By Kent Burns, CPA and Rick Walke, CPA, CIA, CRMA
This is third and final piece (for now) on creating a Collaborative Audit Culture. Part I addressed the art of verbal communication. Part II described some ways to move from concept to practical application. We conclude here by discussing how to operate in a collaborative environment without impairing independence and objectivity.
Independence and Objectivity
The Institute of Internal Auditors International Standards for the Professional Practice of Internal Audit (or simply the Standards) define independence as “freedom from conditions that threaten the ability of the internal audit activity to carry out internal audit responsibilities in an unbiased manner.”
Likewise, the Standard defines objectivity as “an unbiased mental attitude that allows internal auditors to perform engagements in such a manner that they believe in their work product and that no quality compromises are made.”
Practically speaking, objectivity is a state of mind, and independence is a reporting relationship.
Naysayers maintain that collaborative auditing, independence and objectivity are mutually exclusive events. Although this is much easier said than done, independence and objectivity can exist in a Collaborative Audit Culture.
The Secret: Collaborate, Don’t Accommodate
The secret to a successful Collaborative Audit Culture lies in understanding the difference between the audit itself and the relationship between Internal Auditors and those they audit. This is an important distinction. We’re not talking about the organizational reporting relationship of Internal Audit. Rather, we’re talking about the relationship between auditor and audit client. That’s where the magic happens.
The audit is objective; the relationship is subjective. The audit produces evidence; the relationship produces emotions. Emotions influence behaviors. Behaviors impact collaboration. Auditors must exercise judgment; they must maintain a level of professional skepticism. At the same time, they are striving to present themselves as colleagues who can be trusted, valued and help solve problems, while (most importantly) making sure systems, processes and controls are protecting the business.
That’s a pretty tall order. To complicate matters, internal auditors are often inexperienced business people relative to the co-workers they are auditing. They’re often inexperienced business people, period. They are often subordinate in both level and title as well. The interpersonal, organizational and emotional dynamics at work are complex. So it’s not a big stretch to see how internal auditors can find themselves going with the flow, following checklists, explaining away findings and…accommodating vs. collaborating.
Internal auditors must be properly trained and managed as they deal with these complexities. Hands-on management of staff, through strong and effective engagement level Quality Assurance and Improvement Programs, will reveal areas where accommodation has taken the place of collaboration.
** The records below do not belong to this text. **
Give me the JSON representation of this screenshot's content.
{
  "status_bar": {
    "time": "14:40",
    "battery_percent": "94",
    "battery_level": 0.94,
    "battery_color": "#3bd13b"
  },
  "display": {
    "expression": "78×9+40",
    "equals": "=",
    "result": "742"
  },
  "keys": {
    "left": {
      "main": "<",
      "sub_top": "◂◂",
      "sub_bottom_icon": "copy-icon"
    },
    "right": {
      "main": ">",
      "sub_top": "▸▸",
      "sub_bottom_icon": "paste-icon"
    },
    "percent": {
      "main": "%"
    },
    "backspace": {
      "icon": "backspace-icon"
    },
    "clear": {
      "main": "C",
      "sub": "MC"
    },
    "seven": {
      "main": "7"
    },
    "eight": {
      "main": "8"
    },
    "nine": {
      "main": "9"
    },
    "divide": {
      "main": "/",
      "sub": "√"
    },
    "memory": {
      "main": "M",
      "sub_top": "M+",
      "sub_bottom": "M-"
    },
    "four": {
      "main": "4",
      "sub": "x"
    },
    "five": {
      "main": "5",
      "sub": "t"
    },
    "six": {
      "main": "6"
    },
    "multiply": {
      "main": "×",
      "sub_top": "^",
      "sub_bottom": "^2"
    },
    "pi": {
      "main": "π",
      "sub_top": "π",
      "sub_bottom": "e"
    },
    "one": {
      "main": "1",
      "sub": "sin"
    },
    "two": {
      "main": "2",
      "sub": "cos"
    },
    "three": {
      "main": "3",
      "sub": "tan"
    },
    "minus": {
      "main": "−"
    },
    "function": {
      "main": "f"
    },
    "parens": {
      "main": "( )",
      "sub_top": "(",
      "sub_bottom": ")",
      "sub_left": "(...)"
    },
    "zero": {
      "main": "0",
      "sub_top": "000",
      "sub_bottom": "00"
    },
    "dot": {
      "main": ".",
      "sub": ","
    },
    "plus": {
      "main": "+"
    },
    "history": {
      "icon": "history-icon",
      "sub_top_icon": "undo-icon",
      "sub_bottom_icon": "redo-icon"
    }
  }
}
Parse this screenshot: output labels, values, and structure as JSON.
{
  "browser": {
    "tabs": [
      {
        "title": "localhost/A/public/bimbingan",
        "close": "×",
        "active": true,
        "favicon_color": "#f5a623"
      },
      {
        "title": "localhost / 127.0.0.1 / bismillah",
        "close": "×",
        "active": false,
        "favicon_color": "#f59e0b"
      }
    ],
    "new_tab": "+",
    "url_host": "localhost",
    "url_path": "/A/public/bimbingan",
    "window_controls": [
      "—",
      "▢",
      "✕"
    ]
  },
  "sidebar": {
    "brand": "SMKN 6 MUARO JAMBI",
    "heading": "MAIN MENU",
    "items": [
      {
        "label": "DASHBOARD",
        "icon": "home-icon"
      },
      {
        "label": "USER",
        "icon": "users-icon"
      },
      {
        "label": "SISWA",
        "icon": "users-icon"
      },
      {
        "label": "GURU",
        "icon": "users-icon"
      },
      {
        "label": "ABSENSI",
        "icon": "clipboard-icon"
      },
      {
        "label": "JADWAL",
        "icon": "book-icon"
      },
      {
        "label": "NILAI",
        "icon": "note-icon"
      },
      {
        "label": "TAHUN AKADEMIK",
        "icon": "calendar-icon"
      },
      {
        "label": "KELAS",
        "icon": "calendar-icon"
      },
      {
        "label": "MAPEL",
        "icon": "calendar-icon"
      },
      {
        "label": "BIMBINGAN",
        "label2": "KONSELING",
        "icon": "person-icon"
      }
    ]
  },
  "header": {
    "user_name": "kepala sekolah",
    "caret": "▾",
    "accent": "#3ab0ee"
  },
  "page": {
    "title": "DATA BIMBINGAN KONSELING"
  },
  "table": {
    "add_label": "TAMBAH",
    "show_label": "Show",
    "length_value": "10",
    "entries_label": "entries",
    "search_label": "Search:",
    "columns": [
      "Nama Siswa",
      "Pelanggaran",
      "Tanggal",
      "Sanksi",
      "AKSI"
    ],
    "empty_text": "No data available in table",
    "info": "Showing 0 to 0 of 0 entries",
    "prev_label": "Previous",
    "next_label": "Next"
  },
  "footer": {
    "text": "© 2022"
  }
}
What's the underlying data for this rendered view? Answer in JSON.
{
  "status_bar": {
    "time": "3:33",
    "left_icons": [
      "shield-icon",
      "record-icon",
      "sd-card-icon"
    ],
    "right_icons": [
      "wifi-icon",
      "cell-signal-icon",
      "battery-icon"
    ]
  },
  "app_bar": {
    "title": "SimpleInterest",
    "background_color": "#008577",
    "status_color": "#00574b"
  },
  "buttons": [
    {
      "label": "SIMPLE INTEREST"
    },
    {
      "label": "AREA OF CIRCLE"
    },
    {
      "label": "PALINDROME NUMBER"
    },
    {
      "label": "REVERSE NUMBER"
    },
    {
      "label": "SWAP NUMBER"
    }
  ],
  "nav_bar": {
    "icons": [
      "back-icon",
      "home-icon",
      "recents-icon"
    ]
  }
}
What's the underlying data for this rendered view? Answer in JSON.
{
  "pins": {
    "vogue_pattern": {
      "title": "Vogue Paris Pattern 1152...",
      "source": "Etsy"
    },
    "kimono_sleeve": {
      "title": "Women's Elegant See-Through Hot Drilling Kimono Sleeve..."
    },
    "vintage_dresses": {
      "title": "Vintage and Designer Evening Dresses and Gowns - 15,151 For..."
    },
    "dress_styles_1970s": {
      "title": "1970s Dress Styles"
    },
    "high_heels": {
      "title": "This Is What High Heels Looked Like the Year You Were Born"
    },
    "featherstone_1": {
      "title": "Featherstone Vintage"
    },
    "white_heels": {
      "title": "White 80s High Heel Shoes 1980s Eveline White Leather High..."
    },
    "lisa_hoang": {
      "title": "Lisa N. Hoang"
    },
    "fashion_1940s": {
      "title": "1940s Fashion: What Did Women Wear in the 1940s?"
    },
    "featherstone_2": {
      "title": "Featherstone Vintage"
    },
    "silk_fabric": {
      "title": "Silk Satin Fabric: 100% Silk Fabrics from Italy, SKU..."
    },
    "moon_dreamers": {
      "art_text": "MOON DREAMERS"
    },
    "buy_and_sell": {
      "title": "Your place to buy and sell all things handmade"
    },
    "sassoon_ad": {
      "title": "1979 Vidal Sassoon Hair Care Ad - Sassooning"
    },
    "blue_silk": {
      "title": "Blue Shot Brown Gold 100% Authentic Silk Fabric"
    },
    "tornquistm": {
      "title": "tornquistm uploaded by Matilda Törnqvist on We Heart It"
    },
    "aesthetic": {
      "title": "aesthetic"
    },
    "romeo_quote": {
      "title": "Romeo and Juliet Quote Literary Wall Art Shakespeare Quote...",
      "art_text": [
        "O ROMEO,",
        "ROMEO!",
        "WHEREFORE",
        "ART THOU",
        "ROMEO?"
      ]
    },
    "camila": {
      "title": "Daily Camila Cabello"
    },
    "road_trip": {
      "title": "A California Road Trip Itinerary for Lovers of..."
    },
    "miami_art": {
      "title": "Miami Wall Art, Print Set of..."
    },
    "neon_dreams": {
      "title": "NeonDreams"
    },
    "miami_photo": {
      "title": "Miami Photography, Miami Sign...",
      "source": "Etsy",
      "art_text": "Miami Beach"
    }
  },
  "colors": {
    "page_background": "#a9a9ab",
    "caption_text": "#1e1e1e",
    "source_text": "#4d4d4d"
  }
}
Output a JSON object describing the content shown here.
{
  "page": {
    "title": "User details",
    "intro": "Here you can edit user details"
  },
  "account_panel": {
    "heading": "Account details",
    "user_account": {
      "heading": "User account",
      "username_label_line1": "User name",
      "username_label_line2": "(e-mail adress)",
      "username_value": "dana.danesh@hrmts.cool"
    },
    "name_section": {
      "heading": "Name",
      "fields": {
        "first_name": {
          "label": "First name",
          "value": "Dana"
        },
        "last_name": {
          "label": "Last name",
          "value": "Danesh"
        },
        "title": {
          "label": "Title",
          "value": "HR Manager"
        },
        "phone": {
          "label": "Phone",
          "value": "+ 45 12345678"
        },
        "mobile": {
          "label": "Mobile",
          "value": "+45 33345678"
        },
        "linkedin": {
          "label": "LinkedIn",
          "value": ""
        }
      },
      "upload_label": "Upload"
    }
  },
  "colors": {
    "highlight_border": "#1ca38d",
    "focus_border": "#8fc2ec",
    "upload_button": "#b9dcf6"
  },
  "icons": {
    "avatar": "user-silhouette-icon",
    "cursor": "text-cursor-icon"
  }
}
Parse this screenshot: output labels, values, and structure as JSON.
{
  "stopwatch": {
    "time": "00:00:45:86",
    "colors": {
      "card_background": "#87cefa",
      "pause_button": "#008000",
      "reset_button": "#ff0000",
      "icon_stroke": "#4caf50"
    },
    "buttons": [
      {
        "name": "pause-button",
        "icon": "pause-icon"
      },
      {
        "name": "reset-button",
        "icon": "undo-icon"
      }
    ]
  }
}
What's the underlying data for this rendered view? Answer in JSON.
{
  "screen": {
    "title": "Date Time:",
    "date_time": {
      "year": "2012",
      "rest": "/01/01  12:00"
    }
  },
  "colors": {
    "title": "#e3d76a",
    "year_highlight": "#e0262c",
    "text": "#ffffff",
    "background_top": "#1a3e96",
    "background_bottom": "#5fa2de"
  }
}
It’s the CAE’s responsibility to model and teach the right behaviors to the internal audit team. Use actual or hypothetical scenarios to create staff awareness of potential signs of accommodating. Help auditors understand that not only is accommodating bad for the organization; it’s bad for them personally. Operating in “accommodation mode” might feel good in the moment and meet an auditor’s desire to be liked, but it will do nothing to earn them the respect of business unit leaders and peers. The collaborative auditor can be engaging and likeable and still maintain a presence that commands respect and cooperation.
This approach works well with both those who see internal audit as a career path, and those who see themselves as “passing through”. The latter often possess promising business acumen, but have one eye on their next role in the organization. Training them in this regard re-orients their perspective.
LET’S Be Objective
Tony Robbins says, “Successful people ask better questions, and as a result, they get better answers.” Great auditors ask great questions. Great collaborative auditors ask great collaborative questions. For example:
“If my team came in and truly tried to understand your business…how could that be of value to you?”
“With regard to our relationship, how would you benchmark the current reality?”
“How can I work with you to change that reality in a way that will help us accomplish our goal?”
“What is this process designed to accomplish, and what could cause it to fail?”
“What are the biggest risks as you see them?”
A collaborative culture focuses on action, and it exists by aligning the right behaviors. It all starts with asking the right questions, the right way.
Pick One Area
As I’ve said before, it would be great if every area of your business would embrace this mindset and engage accordingly. It’s not going to happen. Find one area of the business where you can roll this out. Collaborate. Learn what works. Learn what doesn’t. Refine your approach. Share your success. Then, find one more.
The Bottom Line
Collaborative auditing is both art and science. The science is easy; it’s the art that takes you to the next level. Train your team and then continually challenge them to hone their craft.
About the Authors
Kent Burns is President of Simply Driven Executive Search, whose mission is improving the lives of both the clients and candidates they represent. A search industry veteran since 1999, Burns is a CPA with prior experience at PwC and KPMG. He also served as a Corporate Controller and Chief Financial Officer in both public and private companies.
Rick Walke is a 25-year veteran of internal audit in both large and small company environments. He is Vice President, Internal Audit and Compliance for FORUM Credit Union and is also on the Board of Governors for the IIA, Indianapolis Chapter.